### Exercise inputs

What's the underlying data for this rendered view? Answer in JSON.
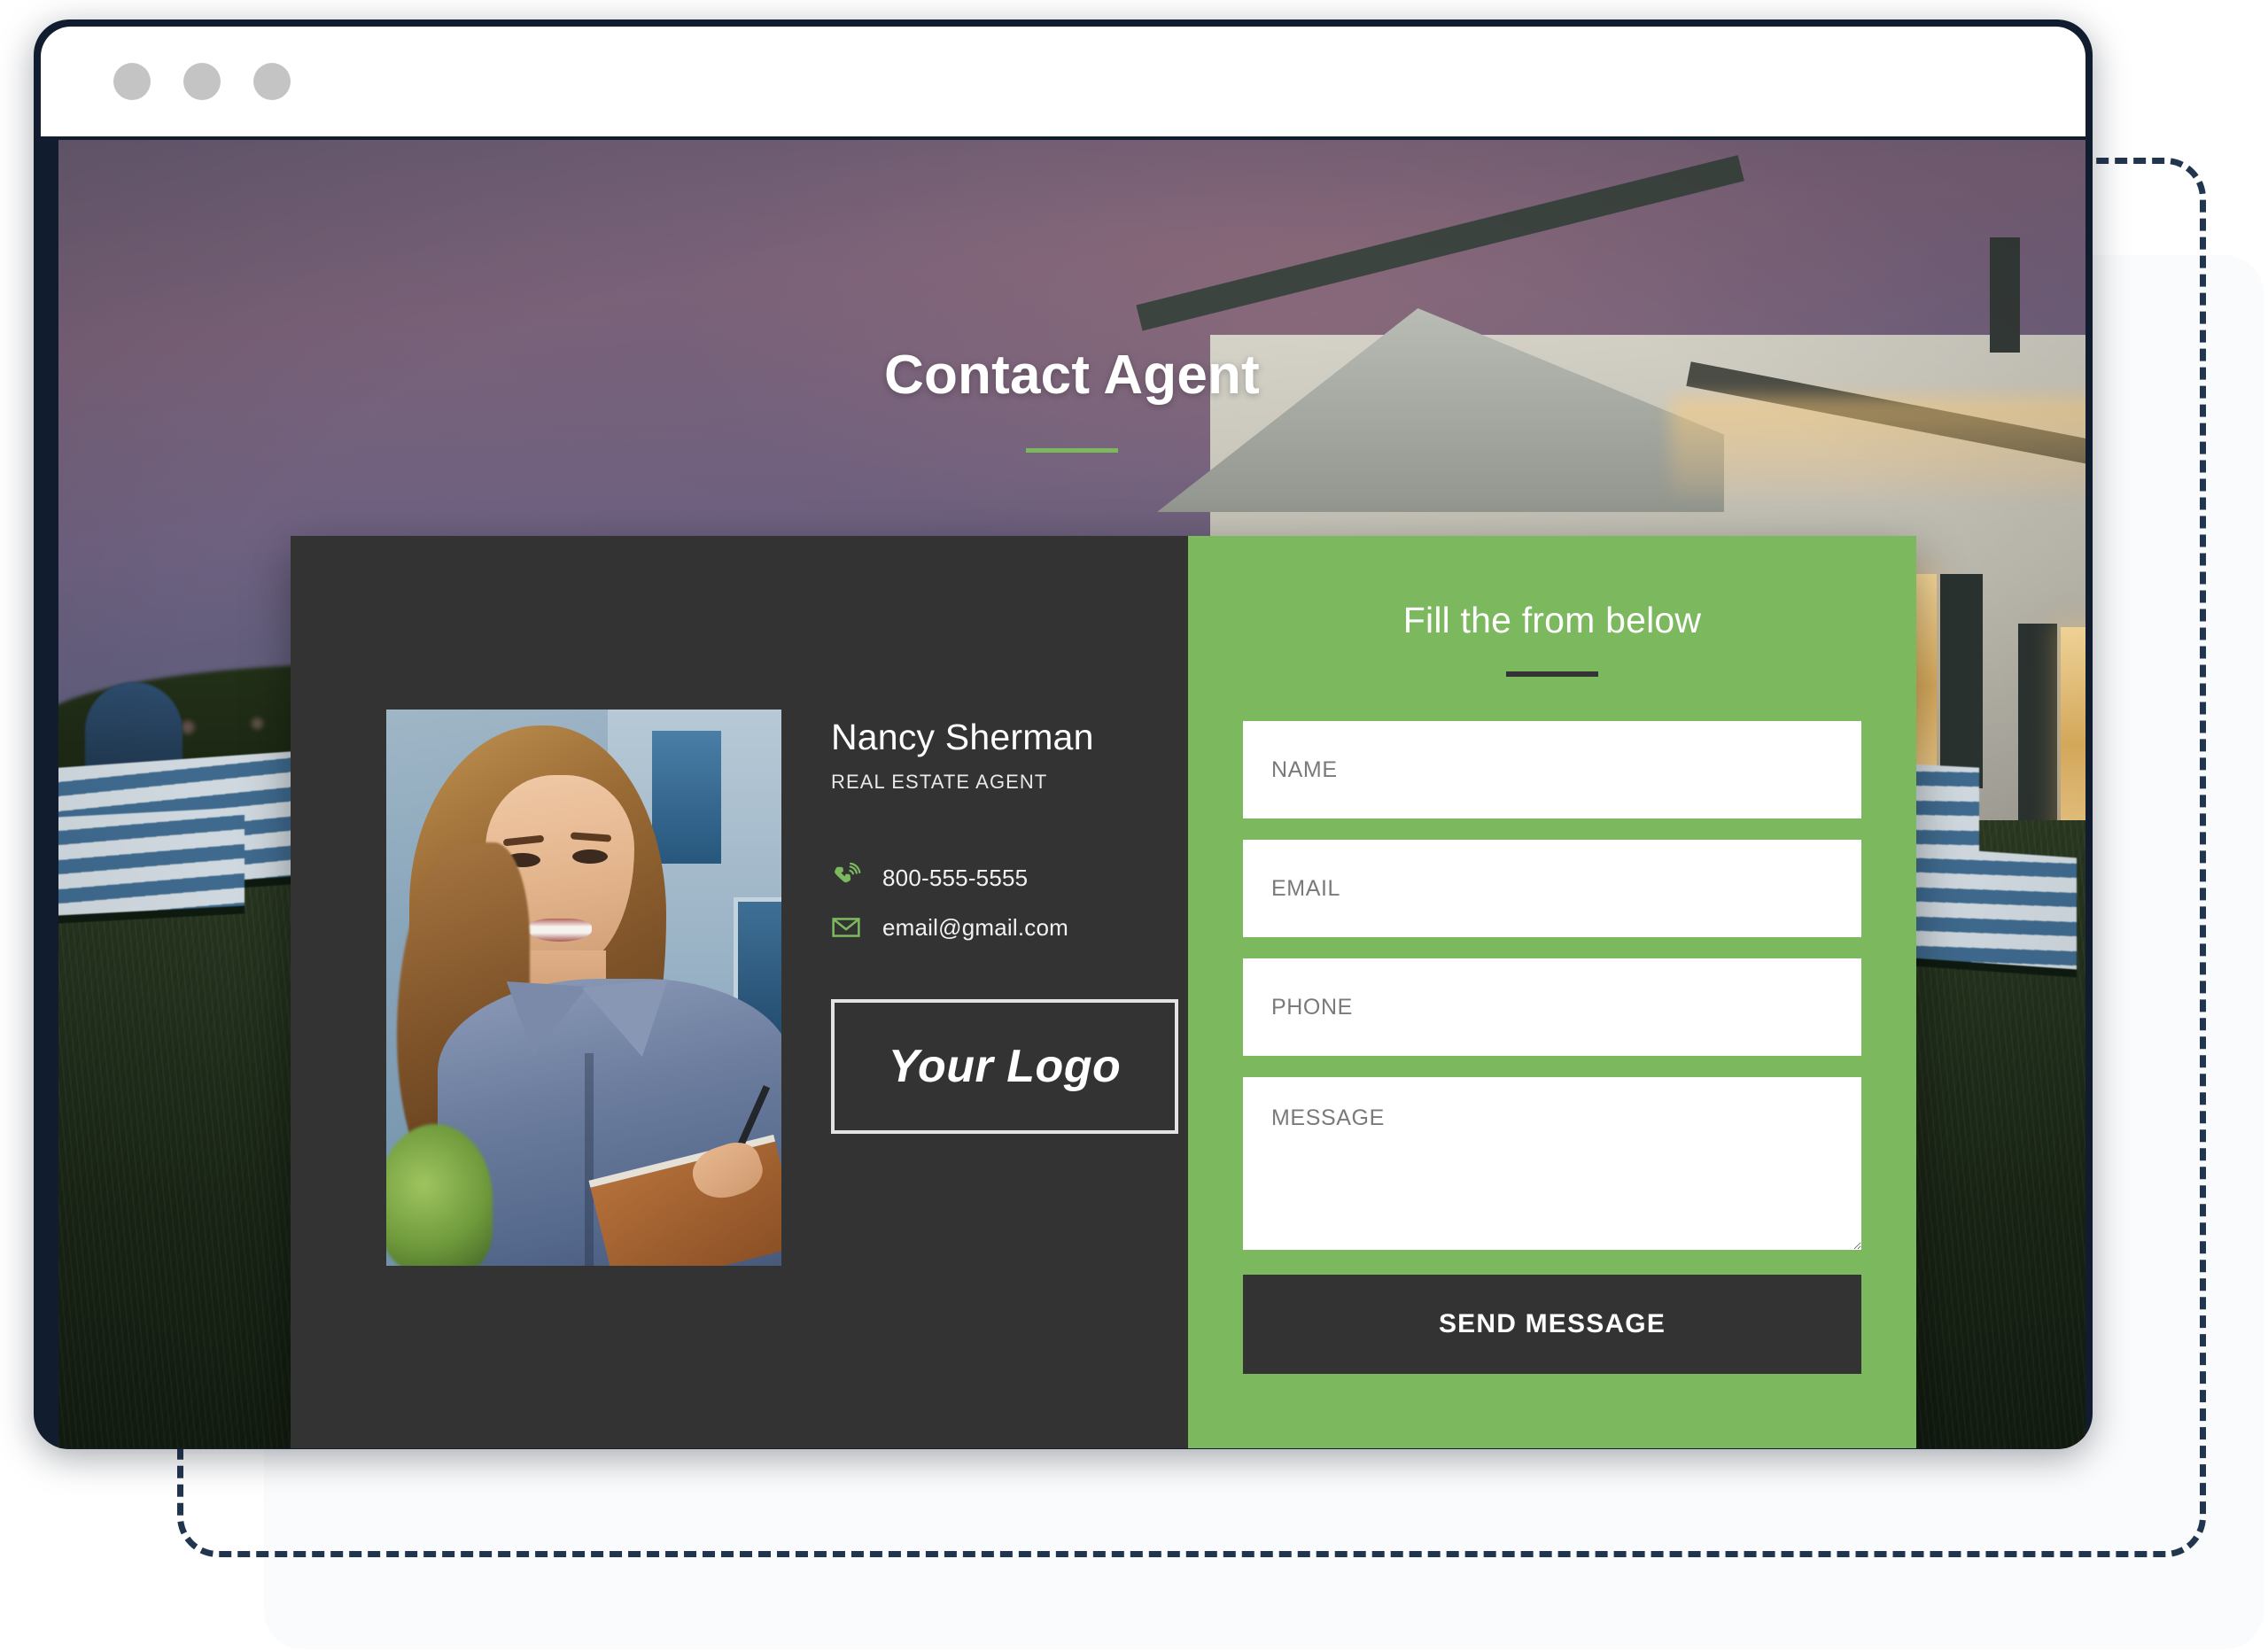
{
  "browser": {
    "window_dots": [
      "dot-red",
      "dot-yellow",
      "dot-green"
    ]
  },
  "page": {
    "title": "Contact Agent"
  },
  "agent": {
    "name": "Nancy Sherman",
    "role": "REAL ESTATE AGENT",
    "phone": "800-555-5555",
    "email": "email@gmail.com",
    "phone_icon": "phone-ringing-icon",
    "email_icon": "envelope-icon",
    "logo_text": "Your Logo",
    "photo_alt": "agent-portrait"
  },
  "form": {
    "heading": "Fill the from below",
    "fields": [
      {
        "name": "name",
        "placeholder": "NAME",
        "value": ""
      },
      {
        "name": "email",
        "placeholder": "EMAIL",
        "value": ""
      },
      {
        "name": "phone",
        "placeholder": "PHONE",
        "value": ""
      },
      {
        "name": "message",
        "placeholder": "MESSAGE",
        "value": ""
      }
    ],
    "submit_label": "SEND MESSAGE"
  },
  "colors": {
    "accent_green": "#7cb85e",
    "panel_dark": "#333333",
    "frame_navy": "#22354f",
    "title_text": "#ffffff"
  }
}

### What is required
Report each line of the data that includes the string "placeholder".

### Result for this task
        "placeholder": "NAME",
        "placeholder": "EMAIL",
        "placeholder": "PHONE",
        "placeholder": "MESSAGE",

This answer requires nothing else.